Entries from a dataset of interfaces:
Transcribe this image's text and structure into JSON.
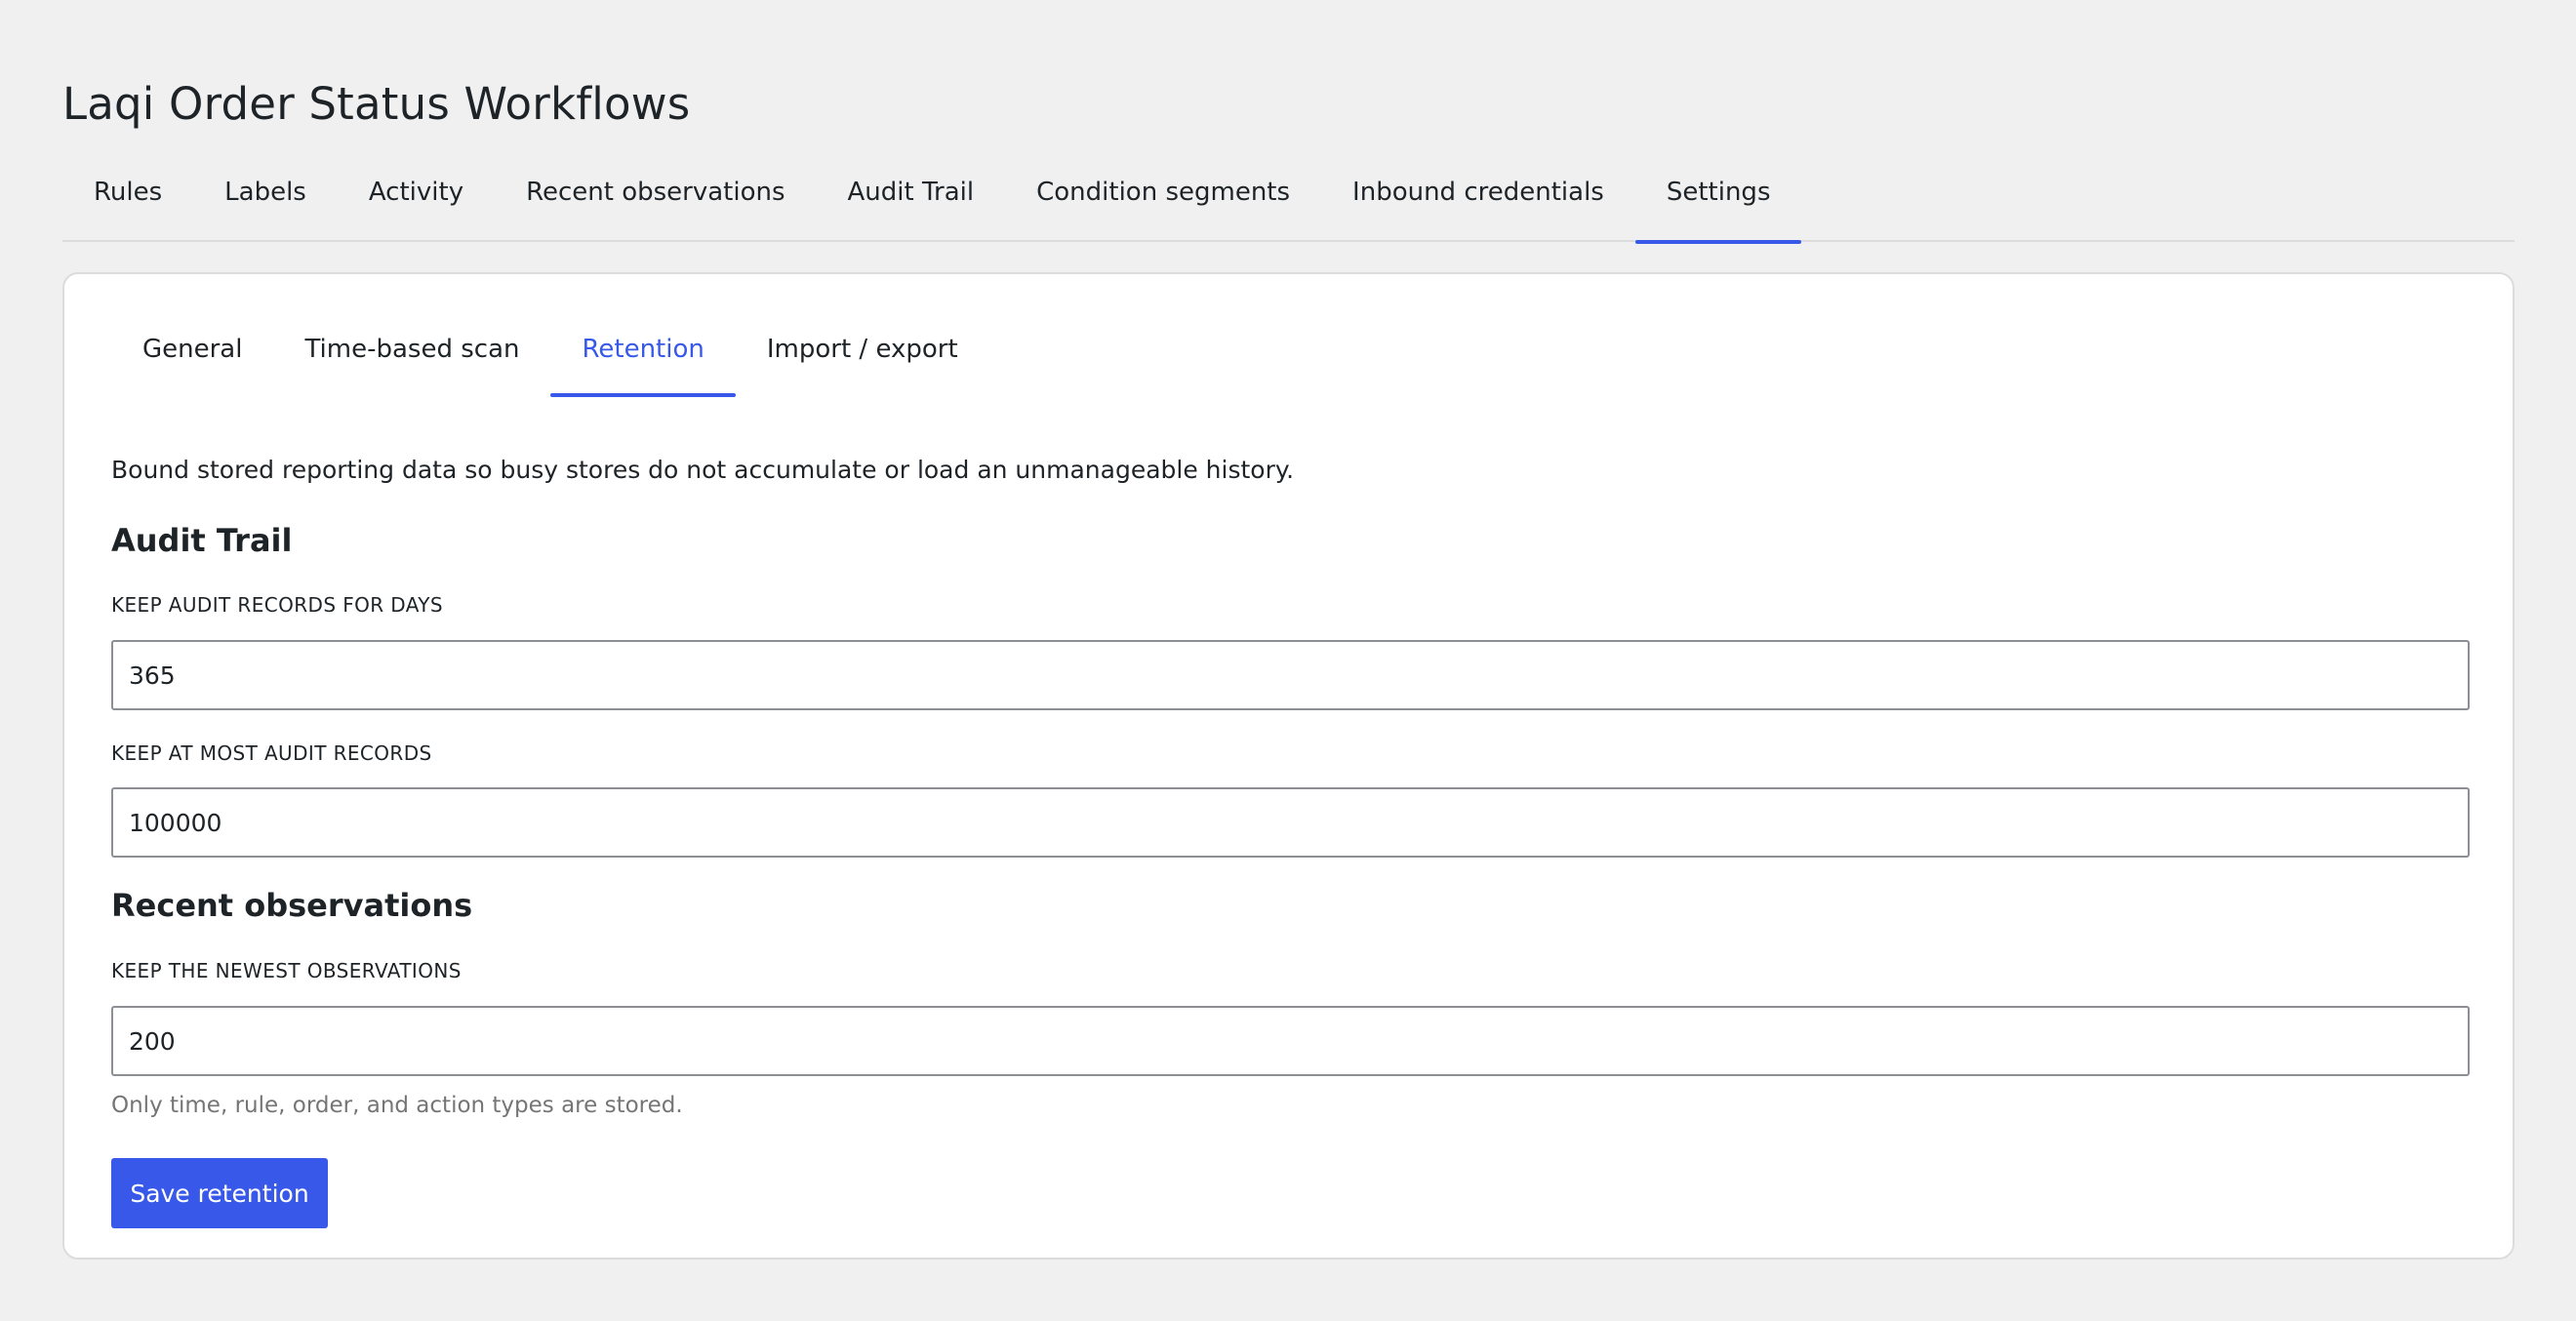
{
  "page": {
    "title": "Laqi Order Status Workflows"
  },
  "main_tabs": [
    {
      "label": "Rules"
    },
    {
      "label": "Labels"
    },
    {
      "label": "Activity"
    },
    {
      "label": "Recent observations"
    },
    {
      "label": "Audit Trail"
    },
    {
      "label": "Condition segments"
    },
    {
      "label": "Inbound credentials"
    },
    {
      "label": "Settings",
      "active": true
    }
  ],
  "sub_tabs": [
    {
      "label": "General"
    },
    {
      "label": "Time-based scan"
    },
    {
      "label": "Retention",
      "active": true
    },
    {
      "label": "Import / export"
    }
  ],
  "retention": {
    "intro": "Bound stored reporting data so busy stores do not accumulate or load an unmanageable history.",
    "audit_heading": "Audit Trail",
    "audit_days_label": "KEEP AUDIT RECORDS FOR DAYS",
    "audit_days_value": "365",
    "audit_max_label": "KEEP AT MOST AUDIT RECORDS",
    "audit_max_value": "100000",
    "obs_heading": "Recent observations",
    "obs_newest_label": "KEEP THE NEWEST OBSERVATIONS",
    "obs_newest_value": "200",
    "obs_help": "Only time, rule, order, and action types are stored.",
    "save_label": "Save retention"
  },
  "colors": {
    "accent": "#3858e9",
    "background": "#f0f0f1",
    "text": "#1d2327",
    "muted": "#757575"
  }
}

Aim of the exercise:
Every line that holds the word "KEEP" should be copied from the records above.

Result of this exercise:
    "audit_days_label": "KEEP AUDIT RECORDS FOR DAYS",
    "audit_max_label": "KEEP AT MOST AUDIT RECORDS",
    "obs_newest_label": "KEEP THE NEWEST OBSERVATIONS",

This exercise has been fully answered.